# [DATA PROVIDED]
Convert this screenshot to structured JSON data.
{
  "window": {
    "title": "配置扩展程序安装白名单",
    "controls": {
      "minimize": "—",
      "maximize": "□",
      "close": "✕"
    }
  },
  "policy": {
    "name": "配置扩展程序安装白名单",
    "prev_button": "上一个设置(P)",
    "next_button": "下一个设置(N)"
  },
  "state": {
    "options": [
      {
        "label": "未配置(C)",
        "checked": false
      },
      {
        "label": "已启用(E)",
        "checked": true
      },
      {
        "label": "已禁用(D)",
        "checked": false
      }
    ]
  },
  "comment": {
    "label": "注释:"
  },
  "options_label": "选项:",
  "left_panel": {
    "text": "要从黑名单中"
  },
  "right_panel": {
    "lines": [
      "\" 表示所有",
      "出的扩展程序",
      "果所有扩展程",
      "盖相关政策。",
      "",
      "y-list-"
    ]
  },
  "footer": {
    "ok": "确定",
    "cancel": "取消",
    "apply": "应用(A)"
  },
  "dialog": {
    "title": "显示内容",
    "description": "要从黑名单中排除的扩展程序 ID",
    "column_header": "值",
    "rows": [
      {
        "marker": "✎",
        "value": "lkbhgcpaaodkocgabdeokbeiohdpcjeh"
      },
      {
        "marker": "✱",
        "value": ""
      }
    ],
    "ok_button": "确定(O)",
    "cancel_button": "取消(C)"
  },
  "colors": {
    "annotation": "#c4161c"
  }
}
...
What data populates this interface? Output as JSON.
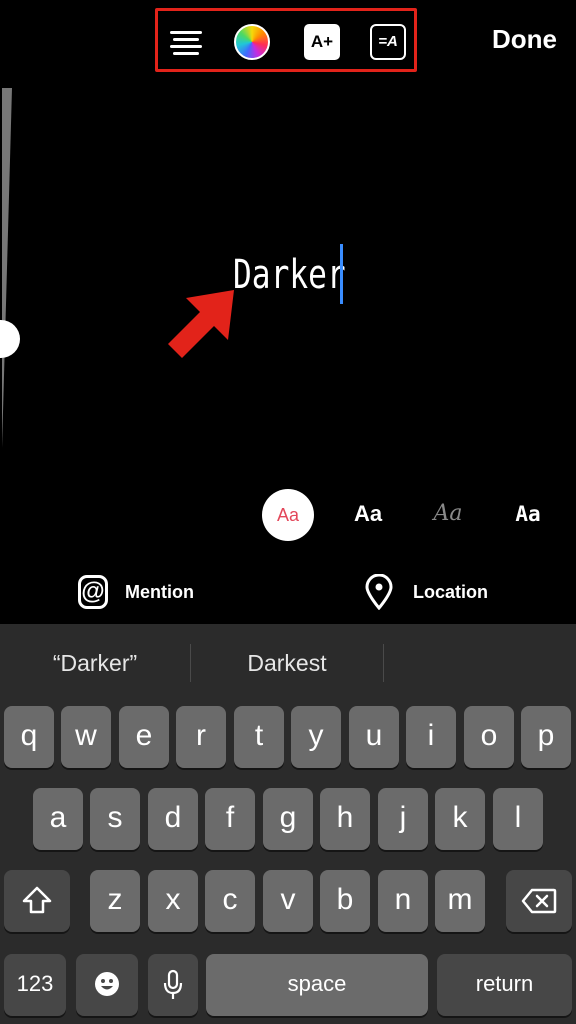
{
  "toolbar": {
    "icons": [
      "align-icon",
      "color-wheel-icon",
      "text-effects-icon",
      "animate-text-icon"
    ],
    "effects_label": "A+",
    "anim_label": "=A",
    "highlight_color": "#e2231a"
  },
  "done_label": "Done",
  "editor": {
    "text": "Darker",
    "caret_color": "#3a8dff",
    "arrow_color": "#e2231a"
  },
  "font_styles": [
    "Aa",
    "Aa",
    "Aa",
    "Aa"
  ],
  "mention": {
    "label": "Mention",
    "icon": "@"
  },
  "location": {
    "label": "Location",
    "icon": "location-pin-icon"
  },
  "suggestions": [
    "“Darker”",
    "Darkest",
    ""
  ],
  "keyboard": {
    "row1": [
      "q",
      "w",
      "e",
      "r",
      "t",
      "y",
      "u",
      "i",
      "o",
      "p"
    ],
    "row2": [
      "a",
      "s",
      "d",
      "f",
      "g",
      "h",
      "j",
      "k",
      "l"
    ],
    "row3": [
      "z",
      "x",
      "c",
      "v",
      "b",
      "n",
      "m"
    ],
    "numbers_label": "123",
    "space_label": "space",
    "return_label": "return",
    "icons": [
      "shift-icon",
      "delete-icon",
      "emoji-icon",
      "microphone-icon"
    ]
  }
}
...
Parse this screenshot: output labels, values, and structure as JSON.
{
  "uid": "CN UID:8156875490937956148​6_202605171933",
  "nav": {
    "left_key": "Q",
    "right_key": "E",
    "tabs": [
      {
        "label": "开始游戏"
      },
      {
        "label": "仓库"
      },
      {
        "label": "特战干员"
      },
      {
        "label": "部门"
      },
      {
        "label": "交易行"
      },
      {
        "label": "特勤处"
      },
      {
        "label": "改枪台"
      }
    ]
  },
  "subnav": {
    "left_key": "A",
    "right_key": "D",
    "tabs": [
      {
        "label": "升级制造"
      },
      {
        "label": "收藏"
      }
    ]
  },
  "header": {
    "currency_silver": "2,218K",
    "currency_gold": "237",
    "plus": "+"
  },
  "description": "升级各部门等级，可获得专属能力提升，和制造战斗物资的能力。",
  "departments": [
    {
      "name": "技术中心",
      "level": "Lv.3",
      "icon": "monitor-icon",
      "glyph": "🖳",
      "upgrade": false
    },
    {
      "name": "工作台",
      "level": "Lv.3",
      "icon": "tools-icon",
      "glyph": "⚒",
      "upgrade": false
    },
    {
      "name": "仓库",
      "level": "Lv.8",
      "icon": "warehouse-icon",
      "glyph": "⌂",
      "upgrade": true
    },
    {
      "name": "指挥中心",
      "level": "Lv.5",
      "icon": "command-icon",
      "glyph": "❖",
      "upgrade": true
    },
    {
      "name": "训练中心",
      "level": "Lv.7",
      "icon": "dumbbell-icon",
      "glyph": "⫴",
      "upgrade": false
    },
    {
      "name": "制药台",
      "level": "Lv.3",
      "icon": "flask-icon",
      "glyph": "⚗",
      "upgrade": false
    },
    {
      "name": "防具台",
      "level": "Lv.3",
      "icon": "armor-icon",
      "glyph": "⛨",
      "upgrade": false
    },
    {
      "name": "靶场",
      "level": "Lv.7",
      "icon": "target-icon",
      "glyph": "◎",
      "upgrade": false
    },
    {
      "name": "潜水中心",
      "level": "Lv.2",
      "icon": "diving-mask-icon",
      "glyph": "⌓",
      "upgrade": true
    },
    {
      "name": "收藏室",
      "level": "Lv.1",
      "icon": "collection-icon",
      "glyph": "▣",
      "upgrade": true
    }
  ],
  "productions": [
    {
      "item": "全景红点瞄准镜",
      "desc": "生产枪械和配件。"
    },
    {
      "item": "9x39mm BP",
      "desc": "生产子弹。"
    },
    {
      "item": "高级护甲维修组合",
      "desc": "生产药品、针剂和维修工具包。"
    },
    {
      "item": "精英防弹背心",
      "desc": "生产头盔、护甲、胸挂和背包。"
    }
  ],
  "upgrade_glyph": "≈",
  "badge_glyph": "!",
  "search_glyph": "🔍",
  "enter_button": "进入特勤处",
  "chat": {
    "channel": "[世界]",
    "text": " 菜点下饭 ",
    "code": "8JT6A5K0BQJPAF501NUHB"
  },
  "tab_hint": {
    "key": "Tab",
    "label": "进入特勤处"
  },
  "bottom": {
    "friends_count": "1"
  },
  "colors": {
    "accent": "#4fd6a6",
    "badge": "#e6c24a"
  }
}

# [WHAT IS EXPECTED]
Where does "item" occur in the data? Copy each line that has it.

# [REPLY]
      "item": "全景红点瞄准镜",
      "item": "9x39mm BP",
      "item": "高级护甲维修组合",
      "item": "精英防弹背心",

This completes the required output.